Do you need a single ‘support’ contact number? Call Vodafone, BT, British Gas and you have one number that is routed accordingly.

Talk to your IT director about cybersecurity and ensure you are comfortable that your measures will protect all the ‘villages’ as well as the castle.

Revisit the decision to keep servers on-site.  A move to the cloud removes the tether to your real estate and provides more flexibility.

Embrace paperless working.  Many law firms have been battling with a transition to a paperless environment.  One of the benefits of the pandemic is that ‘paperless’ is no longer a bad word – paper ‘lite’ is no longer enough and now is the time to drive your firm towards as paperless an environment as clients, the courts and third party services will allow.

The need to take a holistic approach.

In our experience, the firms that have been the most successful in adapting to the Covid environment are those that have taken a holistic approach.  They have recognised that it’s not just about the technology, the IT department, the lawyers or the clients – it’s how they work together.

It’s understanding that you can’t simply roll out a new piece of technology without considering how you will provide the support, how you will train it, how you will encourage usage – and how it impacts on other areas of the firm, including governance and regulatory matters.  Above all, as you may now be a little “separated”, it is important to consider your colleagues in other support functions and how it might impact finance, facilities marketing and so on.

As a simple example, take the Zoom vs. Microsoft Teams debate.

Back in March 2020, many law firms deployed Zoom for their video calling.  It was cheap, it was easy, and it worked.

Then, as firms had time to properly think about their communications and their remote working telephony and collaboration, Microsoft Teams emerged as a contender.

You’d just got your people comfortable using Zoom… and then you had to get their buy-in to Teams and overcome resistance to change: the ‘oh not another bit of tech / not another platform to learn’ type reaction.

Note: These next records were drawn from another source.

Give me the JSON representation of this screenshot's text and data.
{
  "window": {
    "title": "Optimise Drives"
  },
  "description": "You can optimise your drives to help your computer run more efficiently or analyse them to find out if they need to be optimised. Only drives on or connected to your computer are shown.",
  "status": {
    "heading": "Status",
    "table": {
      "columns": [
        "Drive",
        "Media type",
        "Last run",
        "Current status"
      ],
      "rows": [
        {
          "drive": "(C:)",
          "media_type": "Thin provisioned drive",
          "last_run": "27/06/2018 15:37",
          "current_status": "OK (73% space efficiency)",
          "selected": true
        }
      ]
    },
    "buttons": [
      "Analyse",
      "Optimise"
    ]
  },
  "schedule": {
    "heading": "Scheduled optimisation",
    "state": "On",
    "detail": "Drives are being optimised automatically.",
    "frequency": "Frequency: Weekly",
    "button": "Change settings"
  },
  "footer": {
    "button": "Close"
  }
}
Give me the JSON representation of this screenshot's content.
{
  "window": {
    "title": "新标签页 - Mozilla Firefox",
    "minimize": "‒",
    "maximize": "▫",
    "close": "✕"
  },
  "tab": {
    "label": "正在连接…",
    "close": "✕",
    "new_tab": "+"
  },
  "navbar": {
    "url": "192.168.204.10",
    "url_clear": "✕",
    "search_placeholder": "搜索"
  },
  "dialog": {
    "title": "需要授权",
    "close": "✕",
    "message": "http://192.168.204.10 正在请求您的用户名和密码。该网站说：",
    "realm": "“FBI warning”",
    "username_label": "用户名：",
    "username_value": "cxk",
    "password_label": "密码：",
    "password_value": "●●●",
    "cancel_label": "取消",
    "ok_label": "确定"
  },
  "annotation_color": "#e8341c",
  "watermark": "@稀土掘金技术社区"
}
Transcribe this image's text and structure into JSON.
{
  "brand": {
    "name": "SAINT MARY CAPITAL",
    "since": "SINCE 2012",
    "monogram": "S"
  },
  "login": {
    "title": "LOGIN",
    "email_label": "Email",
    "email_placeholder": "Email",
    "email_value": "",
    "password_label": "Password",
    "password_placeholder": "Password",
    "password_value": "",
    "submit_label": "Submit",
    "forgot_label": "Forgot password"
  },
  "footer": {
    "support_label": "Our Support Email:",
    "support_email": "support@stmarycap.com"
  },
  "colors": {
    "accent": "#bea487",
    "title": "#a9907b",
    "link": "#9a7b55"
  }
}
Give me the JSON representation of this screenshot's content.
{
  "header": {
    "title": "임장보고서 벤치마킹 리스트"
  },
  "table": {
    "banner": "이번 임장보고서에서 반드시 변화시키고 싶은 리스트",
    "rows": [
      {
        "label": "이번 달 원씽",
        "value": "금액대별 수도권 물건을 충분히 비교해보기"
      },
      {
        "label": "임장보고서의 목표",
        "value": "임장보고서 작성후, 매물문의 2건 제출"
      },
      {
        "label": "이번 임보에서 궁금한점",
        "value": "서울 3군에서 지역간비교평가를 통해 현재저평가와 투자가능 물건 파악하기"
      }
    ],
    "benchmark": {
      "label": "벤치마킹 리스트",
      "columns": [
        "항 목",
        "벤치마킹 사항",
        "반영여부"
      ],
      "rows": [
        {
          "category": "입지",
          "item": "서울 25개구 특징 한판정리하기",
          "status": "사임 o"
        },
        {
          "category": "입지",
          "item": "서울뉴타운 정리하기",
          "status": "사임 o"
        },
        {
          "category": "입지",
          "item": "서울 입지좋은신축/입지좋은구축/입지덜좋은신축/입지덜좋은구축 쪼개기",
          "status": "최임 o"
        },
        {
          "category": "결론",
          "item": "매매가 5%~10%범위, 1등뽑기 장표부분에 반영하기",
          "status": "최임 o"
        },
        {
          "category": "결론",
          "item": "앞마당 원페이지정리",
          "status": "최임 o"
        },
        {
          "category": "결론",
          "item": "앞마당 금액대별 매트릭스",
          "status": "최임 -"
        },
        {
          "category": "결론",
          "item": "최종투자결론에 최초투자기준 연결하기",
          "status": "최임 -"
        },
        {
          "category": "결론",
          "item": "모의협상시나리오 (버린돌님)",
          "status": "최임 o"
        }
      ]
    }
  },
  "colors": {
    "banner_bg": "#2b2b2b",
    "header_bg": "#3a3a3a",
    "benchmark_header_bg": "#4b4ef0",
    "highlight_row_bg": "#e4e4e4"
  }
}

Zoom, in the main, constrained itself to Video Conferencing and so was a “safe option”.  Out of the box, Microsoft Teams delivers facilities for people themselves to set up file sharing sites, presence and calendaring with externals which could ride rough-shod through your collaboration and document management strategies, let alone security, and can be somewhat cumbersome to administer if your people are not au fait with Micrososft365.

This is where you need a holistic approach across the technology, your IT team and your people, to ensure not only a successful roll-out, but that your other practices such as document sharing, and client confidentiality are not compromised.

In other words, the more forward-thinking firms have taken the time to draw a breath and think strategically and holistically about the interplay between technology, the IT department and their lawyers.

It’s clear that change has happened.  Fortune has favoured the bold and now is the time to embed new working patterns and practices.  Out of the awfulness of the Covid-19 pandemic can come an enormous opportunity for your firm to reimagine its future, invest in technology and in your IT team.

Peter Owen

Lights-On Consulting Limited
Peter is the Founding Director of Lights-On Consulting with over 30 years’ experience in IT. In addition to leading the Lights-On team, Peter provides high-level practical and strategic consultancy to several legal and professional services firms.